The Prince of Bel-Air has ascended to a higher monarch level, now having the title of king.
Will Smith is Richard Williams in this new sports drama, the father of tennis greats Venus (Saniyya Sidney) and Serena Williams (Demi Singleton) who had the nickname of King Richard in Compton, Calif. The film begins with Richard helping his daughters with tennis practices, and making an effort to find them a professional coach, as he knows their potential.
From there, the movie follows how Richard worked to advance his daughters’ talents, while also halting their careers from advancing too fast. The movie also explores how Richard got along with Venus’ coaches and his marriage with Oracene Williams (Aunjanue Ellis).
The Williams sisters absolutely deserve to have their stories told and while this movie does focus on Richard, audiences are still able to see how the tennis players’ careers are established. It ends up being a balanced enough approach, having aspects of both a character drama and an inspiring sports film.
While both elements have their pros and cons, though, the movie’s sports moments are much more of a highlight than its dramatic features related to Richard’s life. When it comes to the latter, Richard’s journey seems a bit too glossy.
It is true that the film doesn’t shy away from showing some of Richard’s more controversial moves. For example, his decision to prevent Venus and Serena from competing in direct matches for a period of time is explored in detail.
However, the film’s approach is to smooth the edges in many cases by showing Richard’s decisions as earnest actions to ensure his kids stay on the right path. It doesn’t quite come across as an objective take.
What’s more noticeable, though, was how the film portrayed Richard’s relationship, or lack thereof, with his other children. Before he was married to Oracene and had Venus and Serena, Richard had five children with another woman he was married.
In what is arguably the film’s best scene, Oracene calls out Richard’s parenting decisions in an extended, fierce monologue. It’s a fine moment, but is also far too little in terms of studying that side of Richard’s character.
He was a father to many children, but was very much laser-focused on Venus and Serena. Had the movie been more willing to dig deeper into this and other aspects of his life, “King Richard” likely could’ve been a much stronger drama.
While the film falls short in this area, though, it’s not to say it’s a poor effort in telling a dramatic story. Richard’s dedication and and some of his flaws are on screen, making for a compelling arc to follow as an audience.

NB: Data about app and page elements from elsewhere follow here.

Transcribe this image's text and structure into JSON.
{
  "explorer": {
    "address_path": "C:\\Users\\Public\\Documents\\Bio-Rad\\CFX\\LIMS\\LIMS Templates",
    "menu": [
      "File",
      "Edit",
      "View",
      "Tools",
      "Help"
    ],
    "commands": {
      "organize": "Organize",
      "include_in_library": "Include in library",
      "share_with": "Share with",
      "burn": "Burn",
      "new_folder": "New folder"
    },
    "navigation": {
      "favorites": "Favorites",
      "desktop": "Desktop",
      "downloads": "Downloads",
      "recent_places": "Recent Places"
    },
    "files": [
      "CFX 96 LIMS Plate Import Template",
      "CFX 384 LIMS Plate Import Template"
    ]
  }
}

Combined with the film’s sports elements, “King Richard” turns out to be a winning experience. When it comes to those sports segments, they’re familiar, but executed nicely.
There are a few montages, one with the two training and another of the sisters racking up wins in competitions. These segments are entertaining in capturing the sport and captivating in showing how the Williams sisters started their journey to where they are now.
There’s also a well made final match featured in the third act that can keep a viewer on the edge of their seat as it goes back and forth between Venus and her opponent.
The young Venus, and her sister Serena, are both portrayed quite well in the film. Sidney and Singleton are definitely convincing as the sisters, humanizing the tennis legends when their careers were just getting underway.
The anxiety they have for some of the major decisions in their lives, such as Venus being approached by Nike for a big contract, as well as moments of them just being kids, is genuine.
Will Smith is the star of the show, though, and it’s very likely he’s going to be picking up nominations this award season, and it is certainly deserved. Smith is one of those actors, similar to Tom Hanks, who never fully disappear into their roles.
However, actors like this have such great screen presence and are so dedicated to the portrayal that the performance shines through. That’s the case with Smith’s work. While Smith doesn’t completely disappear in the role, he is still absolutely convincing as Richard, capturing the figure’s passionate personality.
“King Richard” doesn’t reach the depth a story like this could potentially have, but there are still engaging dramatic elements and the sports moments are crowd pleasing. 3.75 out of 5.